The move scuttled what was set to be the highest-level talks between Israeli and PA officials in nearly two years.
Fayyad and Israeli Prime Minister Benjamin Netanyahu were scheduled to meet Tuesday evening in what the PA portrayed as "a last-ditch effort to salvage peace talks" before the US election season.
However, shortly before the meeting was to start, PLO chief negotiator Saeb Erekat said that only he and a senior PA security official, Majed Faraj, would attend.
"We are on our way," he said, giving no explanation for Fayyad's absence. Officials in Fayyad's office declined comment.
Even before the last-minute hitch, officials on both sides played down expectations for the meeting, where the PA delegation planned to deliver a letter from PA chairman Mahmoud Abbas to Netanyahu.

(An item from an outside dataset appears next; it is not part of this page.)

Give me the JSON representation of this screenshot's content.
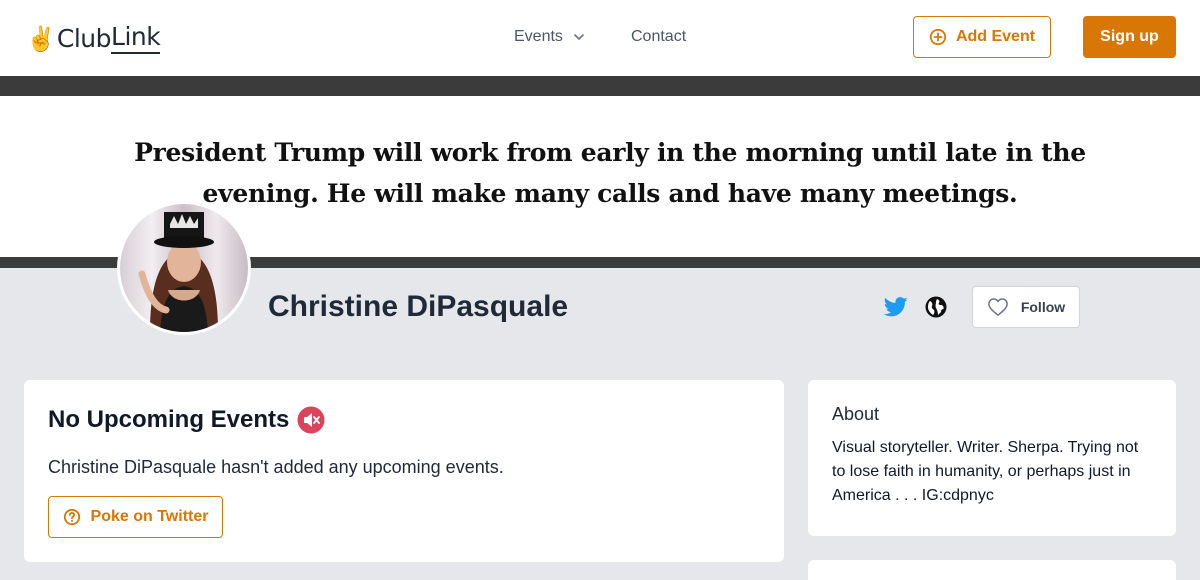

Israeli officials said Netanyahu would accept the letter from whoever arrived.
However, the letter's contents are already known to the press and serve as a non sequitor in terms of reviving the moribund peace process.
In it, Abbas reportedly demands Israel accept the indefensible pre-1967 lines as borders for a future PA state, halt all construction in the 'disputed territories,' and release all Arab terrorists from its prisons.
PA officials have confirmed that Abbas withdrew a threat in earlier drafts of the letter to resort to dissolve the Palestinian Authority after pressure from US President Barack Obama.
Netanyahu's office previosuly responded to a threat to dismantle the PA saying "it wouldn't be the end of the world."
Israel has already said it is ready to resume negotiations from either side immediately without preconditions and regards Abbas' demands as a fait accompli intended to forestall talks.
They note that a previous 10-month building freeze by Israel in Judea and Samaria aimed at meeting PA demands was not only rebuffed, but answered with more preconditions and a unilateral statehood bid at the UN.
Unilateral moves are expressely proscribed by the 1993 Oslo Accords.
Nonetheless, in December 2011 the PA adopted "a strategy based on continuous efforts along with the international community to secure full recognition and full United Nations membership, pursuing internal reconciliation, and keeping up the popular resistance."
Netanyahu is expected to reject Abbas' preconditions and demand an immediate return to the negotiating table. His own letter to Abbas will be delivered by Israeli chief negotiator Yitzhak Molho at a later date.